People who work from home could be slugged with a $14-a-day tax with the proceeds to help those who can’t afford to take up remote work.
In a new report, Deutsche Bank suggested a new 5 per cent daily tax on remote workers could reduce the damage caused by the swift global transition to remote work.
Deutsche Bank said remote workers enjoy the benefits of flexibility and save money from not having to commute, purchase and care for work clothes, or pay for takeaway lunches. But at the same time, laundromats, dry cleaners, restaurants, cafes and retailers have suffered due to the reduced demand.
“Working from home will be part of the ‘new normal’ well after the pandemic has passed,” global head of fundamental credit strategy and thematic research at Deutsche Bank Jim Reid said.
“Our calculations suggest the amounts raised could fund material income subsidies for low-income earners who are unable to work remotely and thus assume more ‘old economy’ and health risks.”

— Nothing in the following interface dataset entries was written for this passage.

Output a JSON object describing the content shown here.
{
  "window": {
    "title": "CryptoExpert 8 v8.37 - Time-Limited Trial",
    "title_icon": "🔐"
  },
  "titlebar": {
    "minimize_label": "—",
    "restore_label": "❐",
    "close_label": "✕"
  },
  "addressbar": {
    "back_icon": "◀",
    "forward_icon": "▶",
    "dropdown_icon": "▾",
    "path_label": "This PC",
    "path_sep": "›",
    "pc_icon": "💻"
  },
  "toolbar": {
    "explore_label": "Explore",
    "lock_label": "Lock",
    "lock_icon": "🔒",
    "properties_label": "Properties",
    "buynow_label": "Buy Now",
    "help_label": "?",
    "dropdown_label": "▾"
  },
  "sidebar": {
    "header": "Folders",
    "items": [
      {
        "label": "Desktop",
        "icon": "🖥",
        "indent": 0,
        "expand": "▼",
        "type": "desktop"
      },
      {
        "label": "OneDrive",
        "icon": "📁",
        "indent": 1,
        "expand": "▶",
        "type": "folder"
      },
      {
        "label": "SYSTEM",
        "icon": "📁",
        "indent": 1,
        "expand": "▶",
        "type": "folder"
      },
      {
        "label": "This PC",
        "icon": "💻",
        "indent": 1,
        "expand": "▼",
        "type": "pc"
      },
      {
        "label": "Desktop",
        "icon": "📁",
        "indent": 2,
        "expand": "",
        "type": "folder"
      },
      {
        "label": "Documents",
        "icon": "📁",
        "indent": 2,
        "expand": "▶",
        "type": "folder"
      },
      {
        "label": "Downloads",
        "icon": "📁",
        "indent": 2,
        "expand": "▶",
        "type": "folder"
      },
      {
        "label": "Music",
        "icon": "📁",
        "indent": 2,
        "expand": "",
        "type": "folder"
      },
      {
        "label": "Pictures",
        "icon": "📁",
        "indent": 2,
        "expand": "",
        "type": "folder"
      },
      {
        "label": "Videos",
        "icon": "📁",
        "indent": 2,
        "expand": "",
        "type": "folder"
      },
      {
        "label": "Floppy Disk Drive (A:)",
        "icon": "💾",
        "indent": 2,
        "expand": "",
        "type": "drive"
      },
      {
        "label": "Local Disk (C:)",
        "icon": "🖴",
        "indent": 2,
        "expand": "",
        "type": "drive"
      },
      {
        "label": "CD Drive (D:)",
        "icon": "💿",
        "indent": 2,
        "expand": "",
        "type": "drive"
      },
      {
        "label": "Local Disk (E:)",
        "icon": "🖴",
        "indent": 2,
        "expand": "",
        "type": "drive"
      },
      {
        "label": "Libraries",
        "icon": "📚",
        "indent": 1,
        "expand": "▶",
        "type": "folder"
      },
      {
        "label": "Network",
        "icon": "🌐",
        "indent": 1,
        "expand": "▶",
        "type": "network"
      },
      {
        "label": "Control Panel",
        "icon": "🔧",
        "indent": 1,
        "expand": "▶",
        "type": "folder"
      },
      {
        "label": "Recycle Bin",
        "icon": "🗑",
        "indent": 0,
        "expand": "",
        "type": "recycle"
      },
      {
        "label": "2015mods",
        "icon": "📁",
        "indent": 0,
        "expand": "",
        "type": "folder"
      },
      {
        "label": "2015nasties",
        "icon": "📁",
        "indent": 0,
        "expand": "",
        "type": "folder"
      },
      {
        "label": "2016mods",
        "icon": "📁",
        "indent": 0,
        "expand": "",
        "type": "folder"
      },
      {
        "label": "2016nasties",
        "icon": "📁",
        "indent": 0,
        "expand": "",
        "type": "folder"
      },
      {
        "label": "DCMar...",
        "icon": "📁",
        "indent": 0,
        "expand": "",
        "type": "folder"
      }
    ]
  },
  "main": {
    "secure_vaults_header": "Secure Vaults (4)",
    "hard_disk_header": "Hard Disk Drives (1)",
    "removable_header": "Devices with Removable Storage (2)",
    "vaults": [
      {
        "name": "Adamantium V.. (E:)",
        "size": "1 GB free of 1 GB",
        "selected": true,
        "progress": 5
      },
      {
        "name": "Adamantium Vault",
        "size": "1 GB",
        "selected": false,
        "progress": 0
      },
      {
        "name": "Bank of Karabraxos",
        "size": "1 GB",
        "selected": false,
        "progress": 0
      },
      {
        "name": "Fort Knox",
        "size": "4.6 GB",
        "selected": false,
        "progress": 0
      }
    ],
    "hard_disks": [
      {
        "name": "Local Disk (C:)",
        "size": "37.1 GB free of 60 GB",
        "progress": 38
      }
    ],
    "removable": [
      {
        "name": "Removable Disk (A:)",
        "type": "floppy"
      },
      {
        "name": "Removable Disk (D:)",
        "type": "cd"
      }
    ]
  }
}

The tax would come to around US$10 or AU$13.80 a day for a worker earning AU$75,920, and would add up to the amount remote workers would ordinarily pay coming into the office.
For a country like America, it could raise as much as an extra AU$66 billion in tax revenue, while it would deliver AU$33 billion to the German economy and AU$12 billion to the UK.
Deutsche Bank strategist Luke Templeman said the Covid-19 pandemic had “turbocharged” the uptake of remote work, and it was now time to rethink the way the new mode of operation is taxed.
“A big chunk of people have disconnected themselves from the face-to-face world yet are still leading a full economic life. That means remote workers are contributing less to the infrastructure of the economy whilst still receiving its benefits. That is a big problem for the economy,” Templeman said.
Templeman said the virus has helped remote workers “such as bank analysts” but placed others, like nurses, at risk.
The tax wouldn’t apply to self-employed workers or those on low incomes, and it also wouldn’t apply to those who had to isolate or who were unwell.
The idea hasn’t been well received.
“Deutsche Bank strategists should be taxed for stupidity,” finance and technology expert Anthony Pompliano tweeted.
“Another way to raise $48 billion would be to fine Deutsche Bank for all the money laundering,” added another.
The major bank was accused of laundering AU$2.7 trillion along with other major banks in September this year.
“Wait until you hear about my innovative 5 per cent tax on Deutsche Bank strategists,” another person commented.
Want to get better with money and investing in 2021? Sign up here to our free newsletter and get the latest tips and news straight to your inbox.